◆ Work item ◆
In how many lines of the data does the word "icon" appear? Give the number by itself.

(Interface dataset entries)
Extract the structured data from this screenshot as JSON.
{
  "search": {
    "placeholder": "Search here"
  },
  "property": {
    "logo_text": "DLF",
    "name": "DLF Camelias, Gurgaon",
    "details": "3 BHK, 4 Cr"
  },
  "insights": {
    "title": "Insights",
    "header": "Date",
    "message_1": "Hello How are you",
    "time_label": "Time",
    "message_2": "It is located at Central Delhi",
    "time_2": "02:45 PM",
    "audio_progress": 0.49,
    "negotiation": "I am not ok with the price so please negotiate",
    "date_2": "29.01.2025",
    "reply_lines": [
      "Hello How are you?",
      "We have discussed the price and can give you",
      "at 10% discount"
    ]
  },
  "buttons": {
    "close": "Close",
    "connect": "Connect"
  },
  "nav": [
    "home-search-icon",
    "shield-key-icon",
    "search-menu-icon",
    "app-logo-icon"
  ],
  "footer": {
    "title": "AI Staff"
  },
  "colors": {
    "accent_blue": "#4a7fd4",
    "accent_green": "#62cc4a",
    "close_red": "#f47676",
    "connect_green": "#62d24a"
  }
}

◆ Expected output ◆
4